How often do you use Google Plus? I’m basically using G+ for broadcasting my blogs’ recent updates. So I don’t think I will miss it. I was one of the first movers and gained some following – easily, so…There are some benefits of getting into G+, but it’s not as significant as before. IMHO, I think Google made a mistake by adding G+ as a perk for SERPs. There are marketers who joined G+ for the wrong reason (read: for SEO) The perk has been pulled out, and what’s left now is plenty dead, fake accounts. Not good.
Denisa-Alexandra Cinca (MyBloggingThing)
What do you think is the future of Google Plus? I don’t think that Google Plus will ever go away, it’s just my opinion as I don’t see it happening in the near future. I think Google+ will continue to evolve in the future but I’m not sure how things will be in the next years, will just have to wait and see.
How often do you use Google Plus? Yes I am an active Google+ user, usually I share my blog posts on my Google+ profile and in a few communities. If it goes away, yes I think I will definitively miss it.
Jan Kearney (Local Search Consultant)
What do you think is the future of Google Plus? I’m in the Google+ is Google camp. I really don’t think G+ will go away.
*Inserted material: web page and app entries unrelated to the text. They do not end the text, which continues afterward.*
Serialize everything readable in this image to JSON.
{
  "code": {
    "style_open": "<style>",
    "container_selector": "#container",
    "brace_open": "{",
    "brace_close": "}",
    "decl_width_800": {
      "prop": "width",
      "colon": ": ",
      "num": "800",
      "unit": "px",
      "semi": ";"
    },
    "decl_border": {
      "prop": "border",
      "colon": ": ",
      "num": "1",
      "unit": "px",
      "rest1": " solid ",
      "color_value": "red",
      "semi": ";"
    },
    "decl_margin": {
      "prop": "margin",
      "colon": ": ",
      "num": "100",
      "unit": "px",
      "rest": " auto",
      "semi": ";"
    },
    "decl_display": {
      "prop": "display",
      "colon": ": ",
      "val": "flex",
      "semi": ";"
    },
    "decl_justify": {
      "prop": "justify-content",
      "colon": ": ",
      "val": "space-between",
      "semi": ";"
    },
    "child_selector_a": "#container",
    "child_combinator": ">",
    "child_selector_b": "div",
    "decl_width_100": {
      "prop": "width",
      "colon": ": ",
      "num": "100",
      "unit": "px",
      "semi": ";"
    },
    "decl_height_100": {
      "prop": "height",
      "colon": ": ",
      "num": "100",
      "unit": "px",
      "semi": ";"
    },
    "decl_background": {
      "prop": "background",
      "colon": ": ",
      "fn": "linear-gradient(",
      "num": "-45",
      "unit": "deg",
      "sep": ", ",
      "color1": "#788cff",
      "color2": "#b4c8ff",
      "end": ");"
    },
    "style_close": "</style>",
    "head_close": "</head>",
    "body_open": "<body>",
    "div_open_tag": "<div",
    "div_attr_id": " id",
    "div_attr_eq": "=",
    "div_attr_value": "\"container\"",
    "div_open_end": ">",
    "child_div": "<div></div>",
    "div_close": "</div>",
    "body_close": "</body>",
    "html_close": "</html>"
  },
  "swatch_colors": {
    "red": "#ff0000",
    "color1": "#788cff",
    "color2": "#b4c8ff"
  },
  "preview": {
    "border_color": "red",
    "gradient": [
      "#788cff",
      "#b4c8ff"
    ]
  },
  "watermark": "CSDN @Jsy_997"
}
People have said G+ is dying since 2011, I think it’s because they view it purely as a social platform something like Facebook. That thinking quickly leads to disappointment because people tend not to live their lives out on G+. Public feeds aren’t as cluttered with passive aggressive updates, checkins and pointless statuses saying how people feel today. There’s still cats though… For the average person on the street (like many people I work with) the silence is deafening. They’ll post a few updates and wander off back to Facebook without exploring the idea of posting to specific circles or joining communities – the more social part of G+ Yet G+ is still working away in the background via the services they use everyday – Gmail, YouTube, Maps, Chrome and more. Silently collecting data, Google really doesn’t care if you are social or not! No, I don’t think G+ will go away. No doubt it will continue to evolve and change. I would expect a re-brand and relaunch of the social aspect of G+ at some point over the next year or so.
How often do you use Google Plus? On a personal level, I’m not the most active G+ user. Of all the “social” sites it is my favorite and I pop in most days to scan communities and comment.On a business level, Google Places is now Google My Business and an integral part of G+. My days are spent grappling the Google and I’m often logged in clients GMB accounts rather than my own! Will I miss it if G+ goes away? Of course I will, but I don’t think G+ is going anywhere any time soon.
How often do you use Google Plus? Google+ is the only platform I enjoy and use with any regularity.. so yeah, I’ll be a little pissy if they shutter it.
What do you think is the future of Google Plus?You can also find out much more about Google Plus and how to set up your own map using our guide for Google Maps Marketing. The data that Google gains from having their own social layer is something they’ve wanted for many years in order to keep up with Facebook and the other networks. Google+, although smaller than the other networks, provides that value and it is a well designed platform that people truly enjoy using. G+ may not be the Facebook killer many were predicting, but unless there’s a cost to running it that I don’t see, G+ is here to stay.